The current fashion for synthesizing methanol continues to be the high pressure and high temperature heterogeneous catalytic conversion of synthesis gas (CO-H2) using alumina supported nanostructured copper-zinc oxide as the catalyst and fossil fuel to power the process. It is an energy intensive process with a large CO2 greenhouse gas footprint and a deleterious effect on the climate. Thus, it would be highly desirable to produce methanol in a sustainable way and use CO2 as feedstock and solar energy to drive the synthesis. Solar technologies that facilitate the efficient conversion of CO2 and H2 into methanol offer a sustainable path to the production of renewable fuels. Furthermore, since about 30% of all known chemicals come from methanol, the production of solar methanol appears to be a “greener” strategy for the chemical and petrochemical industries.
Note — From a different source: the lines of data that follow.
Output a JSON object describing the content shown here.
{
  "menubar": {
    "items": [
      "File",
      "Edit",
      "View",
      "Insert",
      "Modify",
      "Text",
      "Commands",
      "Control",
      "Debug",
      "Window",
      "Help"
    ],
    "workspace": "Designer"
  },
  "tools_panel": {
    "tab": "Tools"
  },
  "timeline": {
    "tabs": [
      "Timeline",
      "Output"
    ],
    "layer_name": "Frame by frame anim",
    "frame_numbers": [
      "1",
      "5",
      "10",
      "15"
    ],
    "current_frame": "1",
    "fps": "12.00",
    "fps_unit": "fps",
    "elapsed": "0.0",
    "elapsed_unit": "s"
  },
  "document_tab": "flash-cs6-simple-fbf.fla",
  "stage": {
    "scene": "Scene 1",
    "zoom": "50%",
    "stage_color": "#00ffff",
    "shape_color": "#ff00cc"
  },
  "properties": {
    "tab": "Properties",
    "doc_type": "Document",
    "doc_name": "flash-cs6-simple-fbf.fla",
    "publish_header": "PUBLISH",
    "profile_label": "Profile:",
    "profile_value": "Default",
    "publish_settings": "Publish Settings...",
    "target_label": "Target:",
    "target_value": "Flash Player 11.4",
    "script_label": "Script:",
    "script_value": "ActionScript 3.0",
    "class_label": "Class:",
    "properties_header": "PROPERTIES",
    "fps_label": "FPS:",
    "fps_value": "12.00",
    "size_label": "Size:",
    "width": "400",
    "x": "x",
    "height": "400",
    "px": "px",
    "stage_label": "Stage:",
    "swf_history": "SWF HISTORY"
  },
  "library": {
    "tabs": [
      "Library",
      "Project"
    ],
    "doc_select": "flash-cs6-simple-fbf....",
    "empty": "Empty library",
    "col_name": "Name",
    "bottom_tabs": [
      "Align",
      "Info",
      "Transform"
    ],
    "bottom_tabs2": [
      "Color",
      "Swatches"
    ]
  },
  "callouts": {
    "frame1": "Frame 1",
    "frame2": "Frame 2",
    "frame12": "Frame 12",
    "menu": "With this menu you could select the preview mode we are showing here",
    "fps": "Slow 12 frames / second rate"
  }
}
In this breakthrough report in Joule, we present a “solar methanol maker”, a rod-shaped In2O3-x(OH)y nanocrystal superstructure, that can efficiently hydrogenate CO2 to methanol at atmospheric pressure with a methanol selectivity for more than 50%. The remarkable production rate of 0.06 mmol gcat-1h-1 and excellent long-term stability of this catalyst in solar methanol synthesis makes it an interesting candidate for converting CO2 to methanol at an industrial scale in a CO2 refinery.
The full article can be read on the Joule website.